Recorded data
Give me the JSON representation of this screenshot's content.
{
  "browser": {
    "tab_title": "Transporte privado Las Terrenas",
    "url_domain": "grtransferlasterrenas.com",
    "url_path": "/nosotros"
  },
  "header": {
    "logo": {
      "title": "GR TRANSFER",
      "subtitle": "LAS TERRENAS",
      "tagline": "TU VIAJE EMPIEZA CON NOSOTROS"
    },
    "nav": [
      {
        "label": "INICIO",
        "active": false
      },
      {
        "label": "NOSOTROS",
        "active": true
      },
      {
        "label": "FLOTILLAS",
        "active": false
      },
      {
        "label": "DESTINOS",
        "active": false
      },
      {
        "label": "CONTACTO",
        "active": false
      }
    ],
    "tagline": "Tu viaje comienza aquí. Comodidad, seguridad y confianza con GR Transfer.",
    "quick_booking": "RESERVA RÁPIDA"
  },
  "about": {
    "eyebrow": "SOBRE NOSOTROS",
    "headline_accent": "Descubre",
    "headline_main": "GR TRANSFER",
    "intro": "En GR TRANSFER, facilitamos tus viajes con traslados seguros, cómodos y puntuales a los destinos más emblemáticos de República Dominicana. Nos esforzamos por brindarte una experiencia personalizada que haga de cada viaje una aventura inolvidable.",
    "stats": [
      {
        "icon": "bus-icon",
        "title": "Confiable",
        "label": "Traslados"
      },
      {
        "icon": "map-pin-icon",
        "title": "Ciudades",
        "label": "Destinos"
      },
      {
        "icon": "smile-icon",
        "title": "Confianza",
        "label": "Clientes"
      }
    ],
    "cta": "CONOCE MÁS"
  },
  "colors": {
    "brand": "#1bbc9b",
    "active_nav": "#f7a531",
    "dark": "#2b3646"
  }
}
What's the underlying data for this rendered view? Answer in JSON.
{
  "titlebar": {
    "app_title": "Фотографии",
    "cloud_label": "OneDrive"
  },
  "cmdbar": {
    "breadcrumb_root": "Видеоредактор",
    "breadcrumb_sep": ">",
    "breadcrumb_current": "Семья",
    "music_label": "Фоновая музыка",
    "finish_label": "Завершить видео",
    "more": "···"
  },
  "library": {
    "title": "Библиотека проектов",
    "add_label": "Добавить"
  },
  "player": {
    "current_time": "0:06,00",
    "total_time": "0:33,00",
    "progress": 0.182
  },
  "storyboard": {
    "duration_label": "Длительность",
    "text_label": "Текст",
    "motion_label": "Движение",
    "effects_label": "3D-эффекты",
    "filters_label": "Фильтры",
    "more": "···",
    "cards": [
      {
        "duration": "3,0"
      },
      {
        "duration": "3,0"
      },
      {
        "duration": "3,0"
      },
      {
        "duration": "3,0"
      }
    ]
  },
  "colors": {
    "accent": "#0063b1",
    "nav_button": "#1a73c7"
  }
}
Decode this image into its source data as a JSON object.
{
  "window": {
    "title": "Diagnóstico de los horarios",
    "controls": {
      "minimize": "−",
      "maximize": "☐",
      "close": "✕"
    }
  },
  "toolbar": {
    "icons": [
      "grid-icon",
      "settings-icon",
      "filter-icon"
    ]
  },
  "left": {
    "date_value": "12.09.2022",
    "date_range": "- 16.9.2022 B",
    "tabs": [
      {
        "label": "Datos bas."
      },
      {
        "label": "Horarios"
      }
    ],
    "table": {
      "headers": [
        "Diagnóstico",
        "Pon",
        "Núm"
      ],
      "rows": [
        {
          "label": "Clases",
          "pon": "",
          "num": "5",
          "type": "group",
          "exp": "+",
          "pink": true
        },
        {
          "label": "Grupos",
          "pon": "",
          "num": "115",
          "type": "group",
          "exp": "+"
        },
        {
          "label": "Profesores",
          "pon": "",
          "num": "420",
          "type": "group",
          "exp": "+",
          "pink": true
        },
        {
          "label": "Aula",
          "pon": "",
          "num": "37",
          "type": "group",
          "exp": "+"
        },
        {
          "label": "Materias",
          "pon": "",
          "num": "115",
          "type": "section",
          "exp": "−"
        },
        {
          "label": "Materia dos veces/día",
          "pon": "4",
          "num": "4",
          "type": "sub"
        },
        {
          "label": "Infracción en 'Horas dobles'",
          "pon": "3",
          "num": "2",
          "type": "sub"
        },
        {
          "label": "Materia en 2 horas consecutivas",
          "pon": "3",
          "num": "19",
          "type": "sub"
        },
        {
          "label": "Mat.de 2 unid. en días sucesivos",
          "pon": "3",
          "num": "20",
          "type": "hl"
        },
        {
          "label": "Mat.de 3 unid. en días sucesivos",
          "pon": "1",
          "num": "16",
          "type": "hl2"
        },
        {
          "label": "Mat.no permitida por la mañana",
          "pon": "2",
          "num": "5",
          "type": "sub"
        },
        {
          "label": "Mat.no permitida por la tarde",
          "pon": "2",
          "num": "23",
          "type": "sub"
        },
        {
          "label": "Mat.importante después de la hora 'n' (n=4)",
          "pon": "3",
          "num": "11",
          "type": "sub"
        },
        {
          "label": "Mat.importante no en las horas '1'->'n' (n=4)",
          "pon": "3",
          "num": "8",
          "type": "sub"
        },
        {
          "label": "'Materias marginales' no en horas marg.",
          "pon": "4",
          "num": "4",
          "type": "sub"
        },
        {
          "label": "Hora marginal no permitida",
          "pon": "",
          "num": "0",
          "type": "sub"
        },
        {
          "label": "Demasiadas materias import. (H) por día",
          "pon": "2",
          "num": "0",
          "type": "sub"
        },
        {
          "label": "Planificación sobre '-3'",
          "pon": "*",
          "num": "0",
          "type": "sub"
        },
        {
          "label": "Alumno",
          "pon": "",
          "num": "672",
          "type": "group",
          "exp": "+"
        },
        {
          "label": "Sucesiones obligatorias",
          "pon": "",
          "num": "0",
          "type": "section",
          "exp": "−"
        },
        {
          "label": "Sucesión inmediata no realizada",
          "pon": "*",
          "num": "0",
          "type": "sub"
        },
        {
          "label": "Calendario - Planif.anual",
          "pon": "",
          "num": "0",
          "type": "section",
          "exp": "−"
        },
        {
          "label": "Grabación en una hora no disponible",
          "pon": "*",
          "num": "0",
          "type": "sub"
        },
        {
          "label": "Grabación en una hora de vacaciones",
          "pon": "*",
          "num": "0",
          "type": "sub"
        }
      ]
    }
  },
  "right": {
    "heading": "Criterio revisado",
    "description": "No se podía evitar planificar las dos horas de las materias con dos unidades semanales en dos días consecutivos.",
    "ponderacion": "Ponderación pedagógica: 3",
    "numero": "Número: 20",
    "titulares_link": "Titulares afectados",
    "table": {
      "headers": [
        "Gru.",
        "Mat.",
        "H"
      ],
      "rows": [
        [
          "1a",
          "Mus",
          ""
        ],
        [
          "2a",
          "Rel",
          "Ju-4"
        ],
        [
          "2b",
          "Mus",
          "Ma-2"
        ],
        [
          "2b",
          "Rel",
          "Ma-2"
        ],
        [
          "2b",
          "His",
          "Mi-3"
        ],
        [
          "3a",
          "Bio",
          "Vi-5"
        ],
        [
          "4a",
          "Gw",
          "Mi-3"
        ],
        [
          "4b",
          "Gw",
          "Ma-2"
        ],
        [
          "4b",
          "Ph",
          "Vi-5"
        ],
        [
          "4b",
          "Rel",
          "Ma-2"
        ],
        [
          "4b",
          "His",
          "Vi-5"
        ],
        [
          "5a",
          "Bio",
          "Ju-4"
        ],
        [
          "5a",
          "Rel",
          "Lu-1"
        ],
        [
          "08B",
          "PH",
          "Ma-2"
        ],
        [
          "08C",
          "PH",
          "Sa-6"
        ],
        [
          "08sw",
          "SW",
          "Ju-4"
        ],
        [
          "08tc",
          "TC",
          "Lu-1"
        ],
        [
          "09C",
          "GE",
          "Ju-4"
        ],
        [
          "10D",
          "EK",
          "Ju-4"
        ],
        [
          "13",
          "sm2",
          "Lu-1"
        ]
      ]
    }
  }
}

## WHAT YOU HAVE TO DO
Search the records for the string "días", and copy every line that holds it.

## OUTPUT OF THE TASK
          "label": "Mat.de 2 unid. en días sucesivos",
          "label": "Mat.de 3 unid. en días sucesivos",
    "description": "No se podía evitar planificar las dos horas de las materias con dos unidades semanales en dos días consecutivos.",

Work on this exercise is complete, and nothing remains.